Segment Start: Records for this task

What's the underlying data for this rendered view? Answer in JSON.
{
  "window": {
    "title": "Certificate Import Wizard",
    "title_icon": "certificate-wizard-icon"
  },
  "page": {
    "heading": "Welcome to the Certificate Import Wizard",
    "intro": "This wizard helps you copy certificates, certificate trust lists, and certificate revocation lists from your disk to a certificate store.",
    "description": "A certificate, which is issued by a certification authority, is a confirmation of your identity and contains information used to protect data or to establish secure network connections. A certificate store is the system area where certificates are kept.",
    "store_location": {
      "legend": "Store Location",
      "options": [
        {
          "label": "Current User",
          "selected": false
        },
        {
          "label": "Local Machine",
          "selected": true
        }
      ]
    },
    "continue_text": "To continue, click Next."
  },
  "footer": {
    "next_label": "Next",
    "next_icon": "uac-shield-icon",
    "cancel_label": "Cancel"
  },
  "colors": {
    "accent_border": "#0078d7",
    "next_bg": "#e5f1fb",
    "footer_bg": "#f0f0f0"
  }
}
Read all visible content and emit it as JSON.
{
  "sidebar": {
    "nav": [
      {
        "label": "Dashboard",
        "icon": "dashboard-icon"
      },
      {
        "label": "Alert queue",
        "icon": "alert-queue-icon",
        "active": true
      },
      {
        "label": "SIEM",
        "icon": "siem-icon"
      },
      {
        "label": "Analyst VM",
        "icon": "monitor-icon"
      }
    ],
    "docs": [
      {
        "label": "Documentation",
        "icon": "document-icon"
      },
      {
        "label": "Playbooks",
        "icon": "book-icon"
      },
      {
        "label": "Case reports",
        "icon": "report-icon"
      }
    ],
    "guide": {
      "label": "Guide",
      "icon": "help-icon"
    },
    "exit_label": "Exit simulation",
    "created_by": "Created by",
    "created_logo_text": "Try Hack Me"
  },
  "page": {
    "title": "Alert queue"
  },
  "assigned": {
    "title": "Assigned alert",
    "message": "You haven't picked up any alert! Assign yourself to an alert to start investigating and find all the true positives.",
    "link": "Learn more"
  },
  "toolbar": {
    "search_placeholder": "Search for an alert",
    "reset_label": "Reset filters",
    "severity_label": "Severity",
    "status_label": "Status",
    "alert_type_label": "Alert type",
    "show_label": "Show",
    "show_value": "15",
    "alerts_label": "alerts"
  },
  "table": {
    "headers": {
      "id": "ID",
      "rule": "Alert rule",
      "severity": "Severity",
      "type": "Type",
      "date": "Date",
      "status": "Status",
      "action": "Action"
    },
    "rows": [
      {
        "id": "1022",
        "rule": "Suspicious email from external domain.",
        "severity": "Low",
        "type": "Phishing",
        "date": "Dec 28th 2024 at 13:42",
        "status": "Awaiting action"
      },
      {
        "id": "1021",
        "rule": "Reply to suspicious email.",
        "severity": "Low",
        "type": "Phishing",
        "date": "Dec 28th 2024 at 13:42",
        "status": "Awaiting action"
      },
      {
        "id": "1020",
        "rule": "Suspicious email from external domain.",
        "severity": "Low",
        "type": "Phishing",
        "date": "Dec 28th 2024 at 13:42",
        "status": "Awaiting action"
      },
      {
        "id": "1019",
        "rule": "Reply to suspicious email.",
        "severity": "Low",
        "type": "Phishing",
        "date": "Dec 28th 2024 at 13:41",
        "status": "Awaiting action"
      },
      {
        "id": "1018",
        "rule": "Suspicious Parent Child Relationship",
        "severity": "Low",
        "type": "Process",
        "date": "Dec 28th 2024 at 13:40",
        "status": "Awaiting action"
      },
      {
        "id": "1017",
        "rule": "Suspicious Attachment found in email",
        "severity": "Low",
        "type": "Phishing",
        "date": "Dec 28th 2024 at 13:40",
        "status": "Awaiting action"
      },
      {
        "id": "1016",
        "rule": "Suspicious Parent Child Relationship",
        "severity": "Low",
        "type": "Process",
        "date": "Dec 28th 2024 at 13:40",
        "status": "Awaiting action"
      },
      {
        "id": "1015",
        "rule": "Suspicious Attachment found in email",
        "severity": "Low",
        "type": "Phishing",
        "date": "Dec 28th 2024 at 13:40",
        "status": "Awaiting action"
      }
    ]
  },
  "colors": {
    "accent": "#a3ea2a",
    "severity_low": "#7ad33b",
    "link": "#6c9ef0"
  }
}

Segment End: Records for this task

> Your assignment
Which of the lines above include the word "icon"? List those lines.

> Solved problem
    "title_icon": "certificate-wizard-icon"
    "next_icon": "uac-shield-icon",
        "icon": "dashboard-icon"
        "icon": "alert-queue-icon",
        "icon": "siem-icon"
        "icon": "monitor-icon"
        "icon": "document-icon"
        "icon": "book-icon"
        "icon": "report-icon"
      "icon": "help-icon"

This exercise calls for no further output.